In the records that follow, find each line with the word "JSON" and copy it.

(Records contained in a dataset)
Content starts

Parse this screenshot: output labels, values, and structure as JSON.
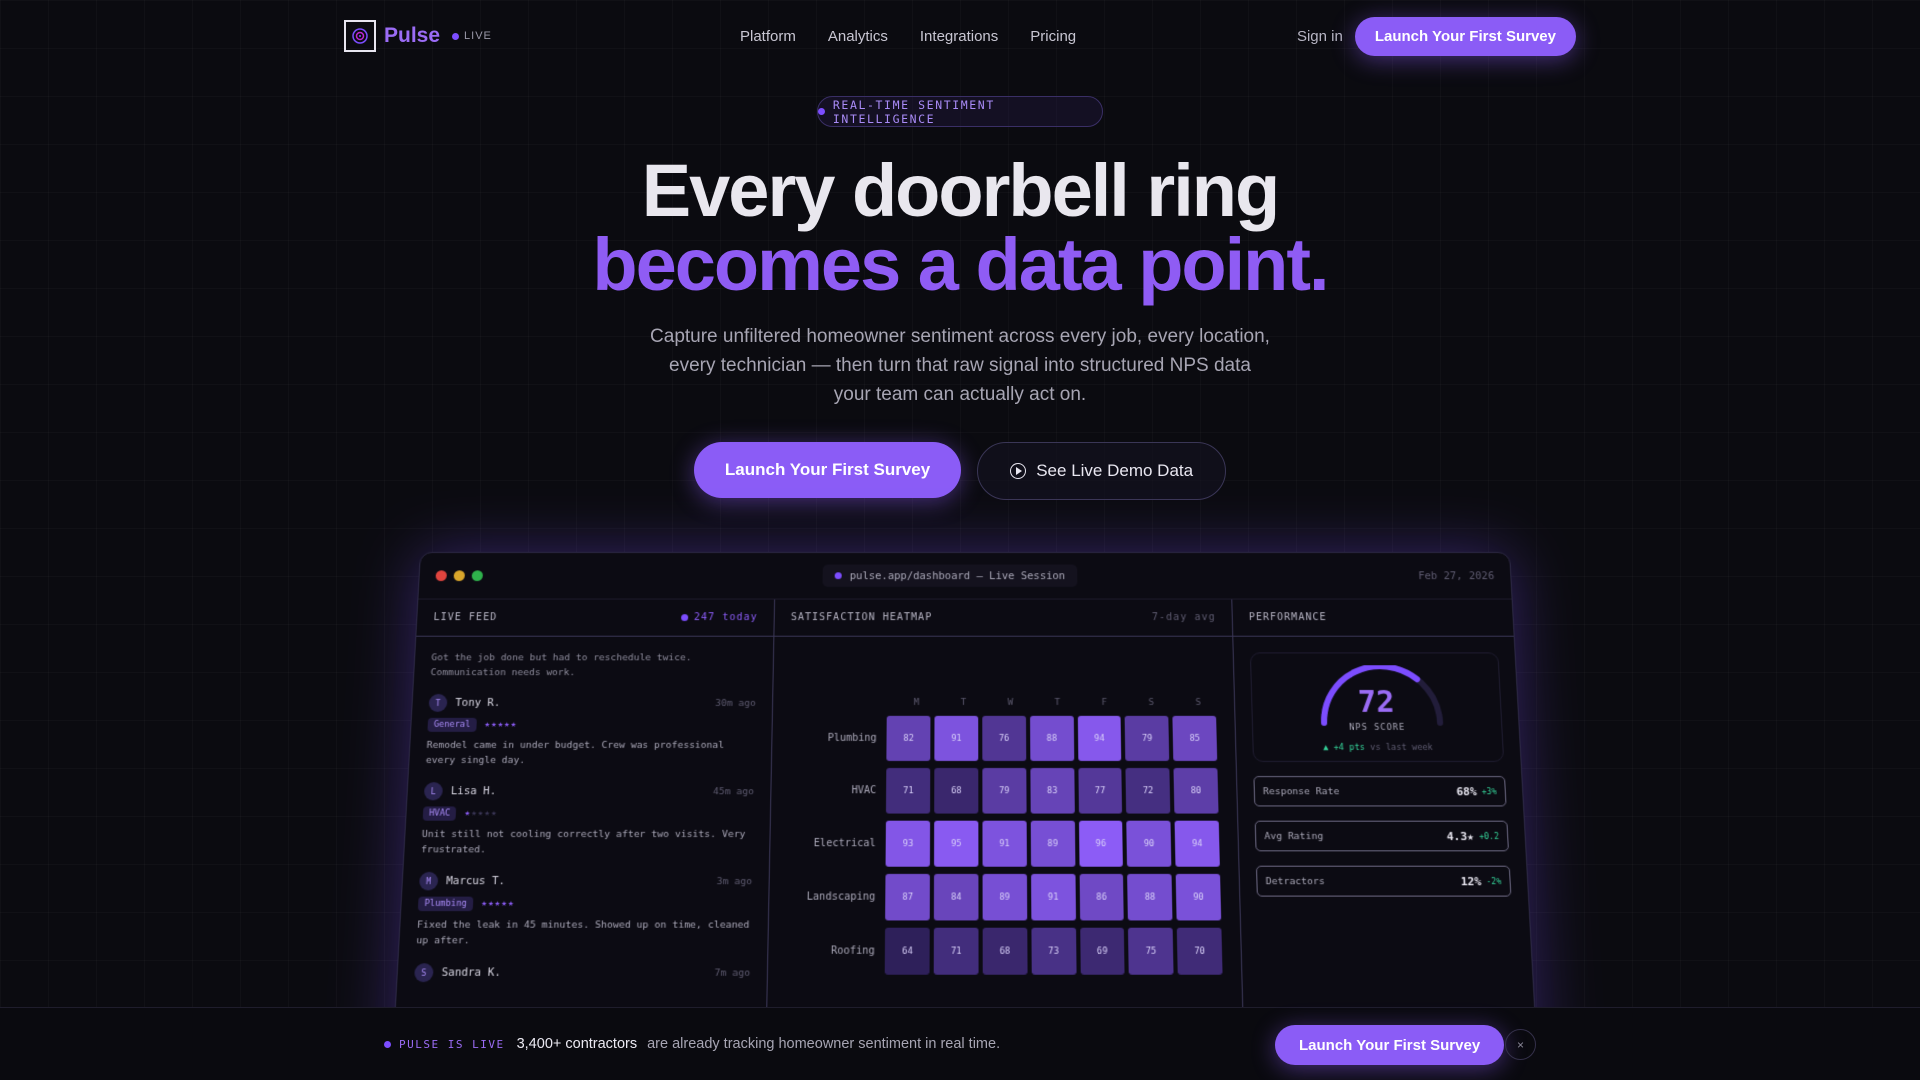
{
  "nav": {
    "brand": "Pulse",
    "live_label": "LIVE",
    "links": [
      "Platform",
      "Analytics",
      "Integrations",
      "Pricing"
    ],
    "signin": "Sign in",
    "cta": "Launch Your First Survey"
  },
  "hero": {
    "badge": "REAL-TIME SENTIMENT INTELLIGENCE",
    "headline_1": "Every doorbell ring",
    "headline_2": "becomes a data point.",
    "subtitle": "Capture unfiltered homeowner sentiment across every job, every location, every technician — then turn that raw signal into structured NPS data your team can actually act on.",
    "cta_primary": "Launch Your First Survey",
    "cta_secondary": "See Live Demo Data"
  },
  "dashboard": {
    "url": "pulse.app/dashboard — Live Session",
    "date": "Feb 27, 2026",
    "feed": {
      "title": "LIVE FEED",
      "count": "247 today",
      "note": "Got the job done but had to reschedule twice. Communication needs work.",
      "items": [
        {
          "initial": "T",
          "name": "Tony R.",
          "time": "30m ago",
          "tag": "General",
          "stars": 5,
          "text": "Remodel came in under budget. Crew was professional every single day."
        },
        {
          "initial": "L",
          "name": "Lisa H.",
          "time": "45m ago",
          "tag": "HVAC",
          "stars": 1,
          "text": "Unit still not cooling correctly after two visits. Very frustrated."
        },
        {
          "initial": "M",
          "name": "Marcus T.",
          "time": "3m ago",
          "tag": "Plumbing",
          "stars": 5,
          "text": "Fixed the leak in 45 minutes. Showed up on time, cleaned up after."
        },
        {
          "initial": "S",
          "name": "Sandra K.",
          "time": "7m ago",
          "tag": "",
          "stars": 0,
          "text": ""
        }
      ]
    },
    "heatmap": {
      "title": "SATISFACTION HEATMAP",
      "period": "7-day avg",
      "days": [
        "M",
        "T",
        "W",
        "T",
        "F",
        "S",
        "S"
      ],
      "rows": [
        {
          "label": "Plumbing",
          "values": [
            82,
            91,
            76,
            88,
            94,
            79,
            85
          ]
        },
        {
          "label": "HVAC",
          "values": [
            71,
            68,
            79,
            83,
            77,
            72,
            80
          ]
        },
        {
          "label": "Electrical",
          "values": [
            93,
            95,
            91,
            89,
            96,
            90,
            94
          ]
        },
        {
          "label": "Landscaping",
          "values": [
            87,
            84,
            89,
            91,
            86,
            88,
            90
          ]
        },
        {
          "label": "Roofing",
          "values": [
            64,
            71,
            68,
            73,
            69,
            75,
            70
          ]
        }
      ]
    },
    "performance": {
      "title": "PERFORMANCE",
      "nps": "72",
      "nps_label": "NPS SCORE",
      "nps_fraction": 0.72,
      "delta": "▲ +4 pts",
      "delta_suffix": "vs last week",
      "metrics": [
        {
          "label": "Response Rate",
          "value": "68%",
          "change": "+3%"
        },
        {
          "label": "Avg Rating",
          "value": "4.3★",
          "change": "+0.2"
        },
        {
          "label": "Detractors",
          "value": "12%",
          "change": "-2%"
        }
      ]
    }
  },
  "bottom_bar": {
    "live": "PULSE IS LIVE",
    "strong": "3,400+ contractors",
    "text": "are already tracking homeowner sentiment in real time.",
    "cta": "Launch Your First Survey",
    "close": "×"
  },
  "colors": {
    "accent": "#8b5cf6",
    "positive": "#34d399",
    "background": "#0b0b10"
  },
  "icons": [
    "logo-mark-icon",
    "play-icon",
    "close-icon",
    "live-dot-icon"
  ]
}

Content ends
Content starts

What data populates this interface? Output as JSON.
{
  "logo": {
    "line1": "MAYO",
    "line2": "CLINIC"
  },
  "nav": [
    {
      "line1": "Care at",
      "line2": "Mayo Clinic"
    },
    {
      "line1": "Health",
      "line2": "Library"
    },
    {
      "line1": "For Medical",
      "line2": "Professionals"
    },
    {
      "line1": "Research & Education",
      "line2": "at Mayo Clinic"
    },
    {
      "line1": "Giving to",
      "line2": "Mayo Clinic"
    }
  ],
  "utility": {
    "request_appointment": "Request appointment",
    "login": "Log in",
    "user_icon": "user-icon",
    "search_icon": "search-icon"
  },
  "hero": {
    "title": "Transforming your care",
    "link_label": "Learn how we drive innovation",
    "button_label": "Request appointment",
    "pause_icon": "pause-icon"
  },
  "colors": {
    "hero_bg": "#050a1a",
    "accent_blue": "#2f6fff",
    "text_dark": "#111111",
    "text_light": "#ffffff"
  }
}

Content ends
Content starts

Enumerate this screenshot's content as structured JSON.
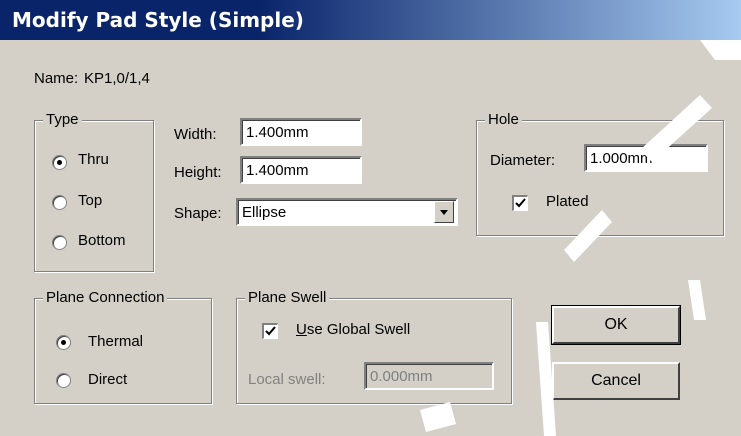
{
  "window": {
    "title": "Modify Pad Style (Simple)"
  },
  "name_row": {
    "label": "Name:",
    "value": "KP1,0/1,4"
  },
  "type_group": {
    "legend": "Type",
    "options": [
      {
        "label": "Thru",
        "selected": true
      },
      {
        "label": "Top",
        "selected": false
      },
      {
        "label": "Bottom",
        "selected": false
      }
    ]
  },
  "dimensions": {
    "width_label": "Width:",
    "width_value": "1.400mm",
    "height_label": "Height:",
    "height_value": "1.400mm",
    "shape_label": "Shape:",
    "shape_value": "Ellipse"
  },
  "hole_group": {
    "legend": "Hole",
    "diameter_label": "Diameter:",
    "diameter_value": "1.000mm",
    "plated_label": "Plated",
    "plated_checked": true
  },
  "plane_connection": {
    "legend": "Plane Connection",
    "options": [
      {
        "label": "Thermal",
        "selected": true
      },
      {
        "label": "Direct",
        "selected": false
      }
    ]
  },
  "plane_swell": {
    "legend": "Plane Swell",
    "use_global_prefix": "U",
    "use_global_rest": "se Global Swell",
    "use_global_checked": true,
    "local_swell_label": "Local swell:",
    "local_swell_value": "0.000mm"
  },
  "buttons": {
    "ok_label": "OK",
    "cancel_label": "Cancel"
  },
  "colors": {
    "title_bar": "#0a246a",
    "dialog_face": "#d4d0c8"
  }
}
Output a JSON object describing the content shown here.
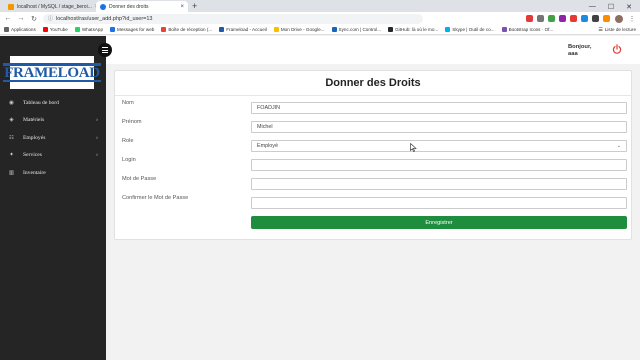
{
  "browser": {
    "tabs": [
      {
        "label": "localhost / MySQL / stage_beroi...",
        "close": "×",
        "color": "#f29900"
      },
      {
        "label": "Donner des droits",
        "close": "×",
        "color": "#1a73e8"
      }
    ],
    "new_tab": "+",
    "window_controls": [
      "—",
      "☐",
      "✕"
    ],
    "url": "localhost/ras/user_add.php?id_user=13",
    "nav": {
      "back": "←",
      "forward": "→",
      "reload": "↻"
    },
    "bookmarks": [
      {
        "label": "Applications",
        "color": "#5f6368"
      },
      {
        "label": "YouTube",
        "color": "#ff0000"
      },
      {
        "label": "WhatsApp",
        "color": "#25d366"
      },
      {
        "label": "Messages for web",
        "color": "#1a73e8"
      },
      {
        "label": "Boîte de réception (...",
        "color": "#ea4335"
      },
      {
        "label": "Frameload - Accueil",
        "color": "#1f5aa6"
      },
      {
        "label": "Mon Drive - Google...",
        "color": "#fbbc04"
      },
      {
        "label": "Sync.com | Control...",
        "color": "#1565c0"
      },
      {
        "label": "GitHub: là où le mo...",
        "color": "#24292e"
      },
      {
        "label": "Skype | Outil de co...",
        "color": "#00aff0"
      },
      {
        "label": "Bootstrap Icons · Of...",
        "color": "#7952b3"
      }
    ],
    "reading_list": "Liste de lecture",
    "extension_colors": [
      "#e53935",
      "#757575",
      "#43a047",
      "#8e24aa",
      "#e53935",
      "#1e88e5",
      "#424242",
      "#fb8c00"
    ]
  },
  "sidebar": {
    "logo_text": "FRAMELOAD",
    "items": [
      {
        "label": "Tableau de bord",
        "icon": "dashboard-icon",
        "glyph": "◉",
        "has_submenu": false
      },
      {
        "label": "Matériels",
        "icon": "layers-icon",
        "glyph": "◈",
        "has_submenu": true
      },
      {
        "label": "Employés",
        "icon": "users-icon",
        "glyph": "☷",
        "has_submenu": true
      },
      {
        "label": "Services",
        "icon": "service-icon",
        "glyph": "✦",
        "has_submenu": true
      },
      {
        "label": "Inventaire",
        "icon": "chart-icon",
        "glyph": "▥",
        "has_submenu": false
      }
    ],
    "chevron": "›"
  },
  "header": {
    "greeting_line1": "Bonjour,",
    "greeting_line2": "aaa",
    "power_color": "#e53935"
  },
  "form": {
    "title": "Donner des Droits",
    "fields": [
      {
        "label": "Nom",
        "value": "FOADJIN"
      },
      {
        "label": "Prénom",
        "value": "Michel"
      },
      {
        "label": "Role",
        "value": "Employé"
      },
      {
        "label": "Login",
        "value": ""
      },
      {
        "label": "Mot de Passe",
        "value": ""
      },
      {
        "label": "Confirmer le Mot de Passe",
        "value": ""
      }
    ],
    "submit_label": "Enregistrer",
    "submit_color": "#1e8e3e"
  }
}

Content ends

OUTPUT FOR THIS EXERCISE:
Parse this screenshot: output labels, values, and structure as JSON.
What data populates this interface? Output as JSON.
Enumerate this screenshot's content as structured JSON.
Output a JSON object describing the content shown here.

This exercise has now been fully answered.